Frequently Asked Questions

Education and Training Team

Raed Dweik, MD, KL2 Program Director 
Beth Spyke, MPA, KL2 Research Education & Training Program Manager

Clifford Harding, MD, TL1 Program Director
Diane Dowd, PhD, TL1 Training Program Administrative Director 

*2023 K12 Awards are contingent upon the CTSC’s NIH grant renewal. The CTSC will be notified of its renewal funding towards the end of May 2023. If funded, K12 Scholars would be able to begin on or around July 1, 2023.
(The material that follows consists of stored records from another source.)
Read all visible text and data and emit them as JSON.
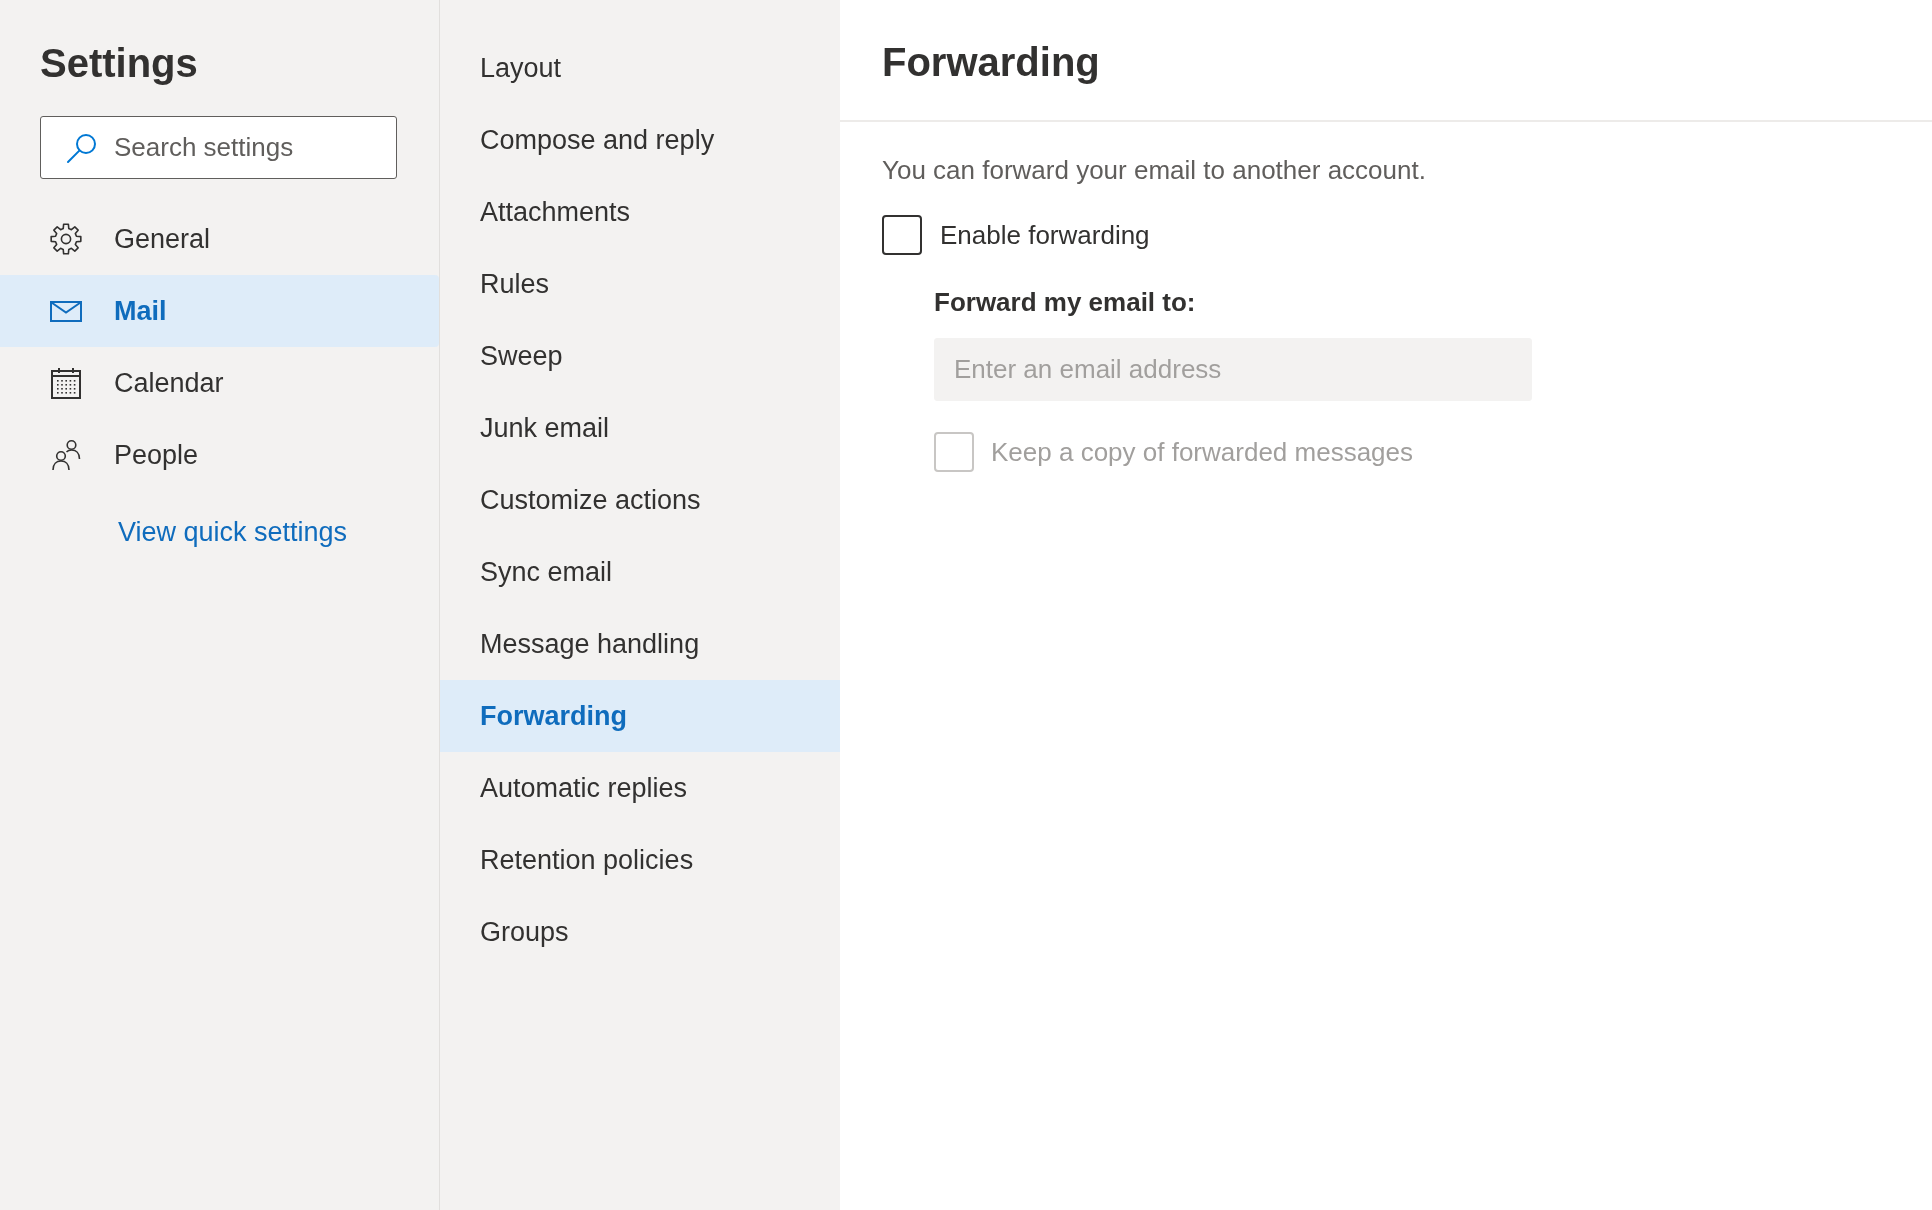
{
  "sidebar": {
    "title": "Settings",
    "search": {
      "placeholder": "Search settings"
    },
    "items": [
      {
        "label": "General",
        "selected": false
      },
      {
        "label": "Mail",
        "selected": true
      },
      {
        "label": "Calendar",
        "selected": false
      },
      {
        "label": "People",
        "selected": false
      }
    ],
    "link": "View quick settings"
  },
  "submenu": {
    "items": [
      {
        "label": "Layout",
        "selected": false
      },
      {
        "label": "Compose and reply",
        "selected": false
      },
      {
        "label": "Attachments",
        "selected": false
      },
      {
        "label": "Rules",
        "selected": false
      },
      {
        "label": "Sweep",
        "selected": false
      },
      {
        "label": "Junk email",
        "selected": false
      },
      {
        "label": "Customize actions",
        "selected": false
      },
      {
        "label": "Sync email",
        "selected": false
      },
      {
        "label": "Message handling",
        "selected": false
      },
      {
        "label": "Forwarding",
        "selected": true
      },
      {
        "label": "Automatic replies",
        "selected": false
      },
      {
        "label": "Retention policies",
        "selected": false
      },
      {
        "label": "Groups",
        "selected": false
      }
    ]
  },
  "panel": {
    "title": "Forwarding",
    "description": "You can forward your email to another account.",
    "enable_forwarding": {
      "label": "Enable forwarding",
      "checked": false,
      "disabled": false
    },
    "forward_to": {
      "label": "Forward my email to:",
      "placeholder": "Enter an email address",
      "disabled": true
    },
    "keep_copy": {
      "label": "Keep a copy of forwarded messages",
      "checked": false,
      "disabled": true
    }
  }
}
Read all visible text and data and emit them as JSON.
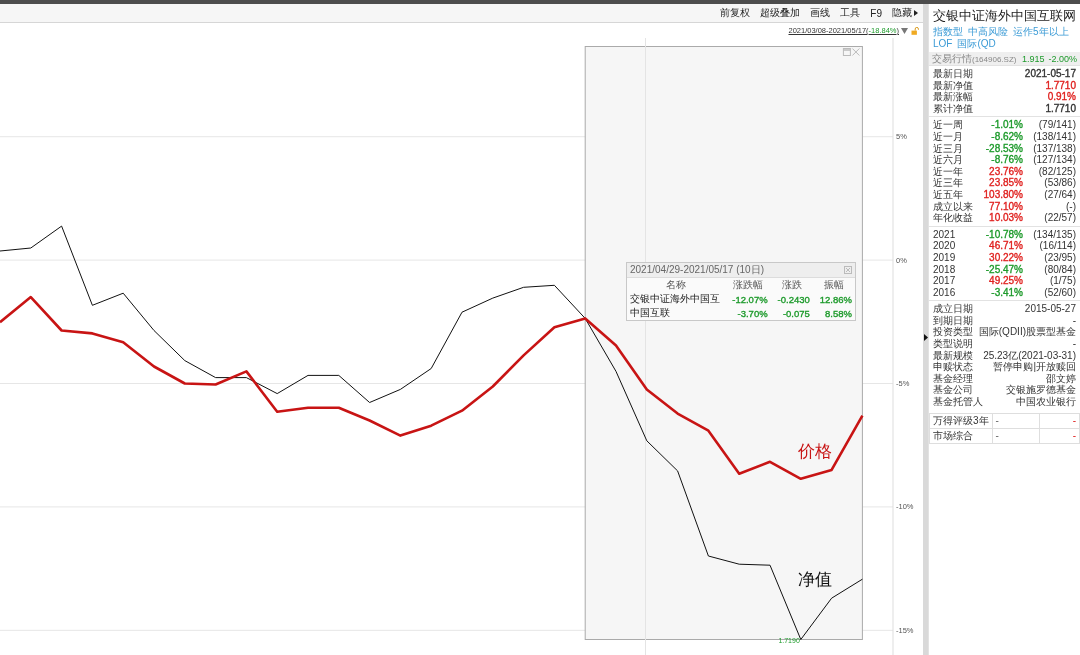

Q: For whom is this training program designed?
A: Physicians, dentists, nurses, epidemiologists, biostatisticians, engineers, social scientists or other health professionals with M.D., Ph.D., DDS, PsyD, Pharm MD or equivalent degrees who aspire to focus on clinical research in their careers. 

Q: What is the purpose of the program? 
A: The purpose of this NIH-funded program is to train the next generation of clinical research leaders to be capable of leading multidisciplinary, team based research & to "produce" clinical/translational investigators who will succeed in competing for competitive research funding. This program emphasizes team based, multidisciplinary, clinical research.

Q: How is clinical research defined in this multidisciplinary training program? 
A: The program's intent is to support the early career development of clinical researchers from a variety of disciplines engaged in all types of clinical research.
NIH defines Clinical Research as:

  1. Patient-oriented research. Research conducted with human subjects (or on material of human origin such as tissues, specimens and cognitive phenomena) for which an investigator (or colleague) directly interacts with human subjects.
    • This area of research includes:
      • Mechanisms of human disease
      • Therapeutic interventions
      • Clinical trials
      • Development of new technologies
  2. Epidemiologic and behavioral studies. 
  3. Outcomes research and health services research.
    • Excluded from this definition are in vitro studies that utilize human tissues but do not deal directly with patients. In other words, clinical or patient-oriented research is research in which it is necessary to know the identity of the patients from whom the cells or tissues under study are derived. 
  4. This grant stands apart from others because of its focus on the multidisciplinary aspect of the clinical researchers whose research may include patient-oriented research, translational research, small- and large-scale clinical investigation and trials, and epidemiologic and natural history studies.

Q: Who are the participating institutions? 
A: The schools and colleges of Case Western Reserve University (CWRU), in close collaboration with CWRU-affiliated academic medical centers -- Cleveland Clinic, University Hospitals of Cleveland, MetroHealth Medical Center and the Louis Stokes Cleveland VA Medical Center.

Q: What is the duration of the training period? 
A: Depending upon the CR Scholar, this period will last between 2 and 3 years.

Q: What are the benefits of the program? 
A: Successful candidates will receive salary and benefits commensurate with prior experience and qualifications, a research stipend, and tuition benefits for two to four years.

Q: Will advanced degree(s) be awarded? 
A: On a case-by-case basis.

Q: When is the Letter of Intent (LOI) deadline? 
A: January 16, 2023.

Q: Will I be assigned an adviser when I arrive? 
A: Yes, after acceptance into the program, CR Scholars are assigned two mentors by the program's Steering Committee, and over 100 highly accomplished clinical research mentors are participating in this program (KL2 Mentor Roster).

Q: How do I select mentors? 
A: After you arrive, an advisory committee will assist you in selecting appropriate mentors, taking into consideration your goals and the clinical investigators affiliated with this program. CR Scholars will interview with potential mentors during their first few weeks on campus, prior to making their selection.